**WHAT THIS TASK INVOLVES**
Using the records below, count the lines containing "site" and give only the total.

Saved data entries
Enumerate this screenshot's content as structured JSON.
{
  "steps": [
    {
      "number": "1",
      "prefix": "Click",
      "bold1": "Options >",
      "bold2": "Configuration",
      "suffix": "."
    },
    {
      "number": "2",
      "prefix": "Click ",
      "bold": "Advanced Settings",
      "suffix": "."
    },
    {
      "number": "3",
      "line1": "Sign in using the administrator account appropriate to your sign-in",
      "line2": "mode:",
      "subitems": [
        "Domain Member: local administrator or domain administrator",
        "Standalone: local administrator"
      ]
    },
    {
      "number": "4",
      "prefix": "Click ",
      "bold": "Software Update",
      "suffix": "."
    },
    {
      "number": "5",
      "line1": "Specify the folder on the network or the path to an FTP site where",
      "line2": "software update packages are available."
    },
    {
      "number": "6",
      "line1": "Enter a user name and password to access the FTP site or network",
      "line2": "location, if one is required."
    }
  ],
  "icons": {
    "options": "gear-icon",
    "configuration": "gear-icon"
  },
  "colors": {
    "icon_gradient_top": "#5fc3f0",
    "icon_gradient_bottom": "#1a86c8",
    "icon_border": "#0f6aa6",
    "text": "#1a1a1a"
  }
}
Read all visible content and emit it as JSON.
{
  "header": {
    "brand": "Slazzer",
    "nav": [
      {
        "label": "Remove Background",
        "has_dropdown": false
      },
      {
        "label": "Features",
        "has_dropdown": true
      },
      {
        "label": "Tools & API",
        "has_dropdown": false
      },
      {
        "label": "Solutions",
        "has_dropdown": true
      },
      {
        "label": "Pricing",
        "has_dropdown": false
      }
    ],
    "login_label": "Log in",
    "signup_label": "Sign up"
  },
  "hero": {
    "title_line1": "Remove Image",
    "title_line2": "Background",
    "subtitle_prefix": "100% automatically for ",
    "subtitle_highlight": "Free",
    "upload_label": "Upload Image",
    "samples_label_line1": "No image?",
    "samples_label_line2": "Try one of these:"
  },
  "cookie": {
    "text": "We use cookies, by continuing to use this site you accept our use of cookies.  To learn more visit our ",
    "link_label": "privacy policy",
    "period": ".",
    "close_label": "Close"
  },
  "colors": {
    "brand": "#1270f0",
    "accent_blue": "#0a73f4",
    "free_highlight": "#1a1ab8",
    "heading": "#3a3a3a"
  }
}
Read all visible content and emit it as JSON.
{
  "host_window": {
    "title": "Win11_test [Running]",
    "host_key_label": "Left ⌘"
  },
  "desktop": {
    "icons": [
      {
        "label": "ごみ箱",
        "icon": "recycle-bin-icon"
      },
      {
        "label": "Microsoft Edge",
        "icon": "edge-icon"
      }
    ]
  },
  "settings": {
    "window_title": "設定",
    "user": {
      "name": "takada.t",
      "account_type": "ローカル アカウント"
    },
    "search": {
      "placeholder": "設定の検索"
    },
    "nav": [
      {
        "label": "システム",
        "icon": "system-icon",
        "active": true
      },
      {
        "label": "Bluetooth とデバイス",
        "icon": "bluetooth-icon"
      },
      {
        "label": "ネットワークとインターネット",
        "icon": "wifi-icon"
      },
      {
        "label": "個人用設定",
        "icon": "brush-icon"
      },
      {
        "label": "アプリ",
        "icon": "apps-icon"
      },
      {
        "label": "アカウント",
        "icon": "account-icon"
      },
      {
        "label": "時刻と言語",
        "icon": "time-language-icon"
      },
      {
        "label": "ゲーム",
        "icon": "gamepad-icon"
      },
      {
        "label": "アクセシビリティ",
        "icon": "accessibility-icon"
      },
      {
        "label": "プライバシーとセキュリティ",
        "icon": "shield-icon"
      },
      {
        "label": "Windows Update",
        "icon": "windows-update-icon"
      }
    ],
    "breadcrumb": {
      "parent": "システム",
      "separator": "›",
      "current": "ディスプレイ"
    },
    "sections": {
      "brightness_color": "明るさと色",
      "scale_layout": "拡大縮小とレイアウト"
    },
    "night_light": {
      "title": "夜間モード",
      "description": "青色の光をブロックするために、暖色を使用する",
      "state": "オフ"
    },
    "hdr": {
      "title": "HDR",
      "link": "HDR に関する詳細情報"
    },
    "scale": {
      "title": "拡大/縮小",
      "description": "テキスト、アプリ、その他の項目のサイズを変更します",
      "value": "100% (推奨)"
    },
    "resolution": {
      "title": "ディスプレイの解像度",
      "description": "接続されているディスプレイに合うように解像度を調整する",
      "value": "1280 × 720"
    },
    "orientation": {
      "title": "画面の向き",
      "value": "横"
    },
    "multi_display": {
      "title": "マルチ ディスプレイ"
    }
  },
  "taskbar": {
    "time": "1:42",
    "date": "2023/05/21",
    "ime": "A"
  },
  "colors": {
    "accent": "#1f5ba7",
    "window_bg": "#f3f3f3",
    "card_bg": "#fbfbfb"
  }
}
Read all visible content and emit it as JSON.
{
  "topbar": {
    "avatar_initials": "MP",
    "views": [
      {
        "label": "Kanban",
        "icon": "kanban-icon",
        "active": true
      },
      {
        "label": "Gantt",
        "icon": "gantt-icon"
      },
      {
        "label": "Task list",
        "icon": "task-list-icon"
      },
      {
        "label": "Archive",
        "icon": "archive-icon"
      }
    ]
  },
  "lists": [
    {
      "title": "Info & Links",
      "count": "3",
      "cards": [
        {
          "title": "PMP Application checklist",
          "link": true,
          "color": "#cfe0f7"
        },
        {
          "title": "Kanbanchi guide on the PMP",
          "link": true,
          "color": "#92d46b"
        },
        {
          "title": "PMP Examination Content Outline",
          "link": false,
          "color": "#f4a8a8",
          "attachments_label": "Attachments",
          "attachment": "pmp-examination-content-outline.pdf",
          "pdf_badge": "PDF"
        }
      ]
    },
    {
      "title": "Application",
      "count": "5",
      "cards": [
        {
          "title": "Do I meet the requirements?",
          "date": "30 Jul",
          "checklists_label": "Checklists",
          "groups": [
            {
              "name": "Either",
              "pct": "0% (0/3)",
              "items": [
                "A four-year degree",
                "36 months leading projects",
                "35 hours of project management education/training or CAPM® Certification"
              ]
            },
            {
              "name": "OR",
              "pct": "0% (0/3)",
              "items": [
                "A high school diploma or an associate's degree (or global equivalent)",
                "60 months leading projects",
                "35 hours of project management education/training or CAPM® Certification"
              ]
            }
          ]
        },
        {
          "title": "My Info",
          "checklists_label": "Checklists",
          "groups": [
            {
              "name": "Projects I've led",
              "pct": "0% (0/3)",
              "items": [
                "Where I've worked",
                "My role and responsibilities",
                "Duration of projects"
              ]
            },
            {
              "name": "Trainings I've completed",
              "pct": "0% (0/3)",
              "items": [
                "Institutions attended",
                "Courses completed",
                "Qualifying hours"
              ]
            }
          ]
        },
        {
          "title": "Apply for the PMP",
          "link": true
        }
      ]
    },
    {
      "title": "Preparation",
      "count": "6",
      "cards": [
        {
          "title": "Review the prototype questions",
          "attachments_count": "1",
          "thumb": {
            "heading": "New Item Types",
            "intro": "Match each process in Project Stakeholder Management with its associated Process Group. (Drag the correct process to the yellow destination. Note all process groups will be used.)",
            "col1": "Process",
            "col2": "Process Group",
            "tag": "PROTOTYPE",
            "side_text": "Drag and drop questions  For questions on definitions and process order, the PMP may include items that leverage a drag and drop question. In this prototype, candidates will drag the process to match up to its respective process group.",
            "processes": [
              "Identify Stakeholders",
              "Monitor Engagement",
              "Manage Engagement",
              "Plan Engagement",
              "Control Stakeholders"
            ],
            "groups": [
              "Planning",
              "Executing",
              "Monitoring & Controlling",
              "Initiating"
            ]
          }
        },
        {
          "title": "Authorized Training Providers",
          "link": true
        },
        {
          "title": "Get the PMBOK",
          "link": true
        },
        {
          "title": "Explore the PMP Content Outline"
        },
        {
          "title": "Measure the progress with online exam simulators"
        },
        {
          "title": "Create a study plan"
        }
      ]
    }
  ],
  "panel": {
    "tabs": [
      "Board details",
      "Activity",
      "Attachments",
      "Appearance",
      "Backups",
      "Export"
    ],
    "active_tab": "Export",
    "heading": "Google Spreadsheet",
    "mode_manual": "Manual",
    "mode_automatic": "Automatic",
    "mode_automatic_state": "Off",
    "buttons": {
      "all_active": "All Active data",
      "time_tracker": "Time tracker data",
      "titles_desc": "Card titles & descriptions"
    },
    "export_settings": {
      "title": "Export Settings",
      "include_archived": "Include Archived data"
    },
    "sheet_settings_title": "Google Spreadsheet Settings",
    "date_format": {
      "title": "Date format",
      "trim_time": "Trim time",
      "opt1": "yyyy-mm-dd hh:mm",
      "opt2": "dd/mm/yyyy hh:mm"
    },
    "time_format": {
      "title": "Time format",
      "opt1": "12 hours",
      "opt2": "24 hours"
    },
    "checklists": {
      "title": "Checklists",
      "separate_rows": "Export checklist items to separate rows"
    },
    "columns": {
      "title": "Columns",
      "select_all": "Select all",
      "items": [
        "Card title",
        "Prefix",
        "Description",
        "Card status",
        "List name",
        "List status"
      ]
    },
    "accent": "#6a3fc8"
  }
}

**RESULT**
3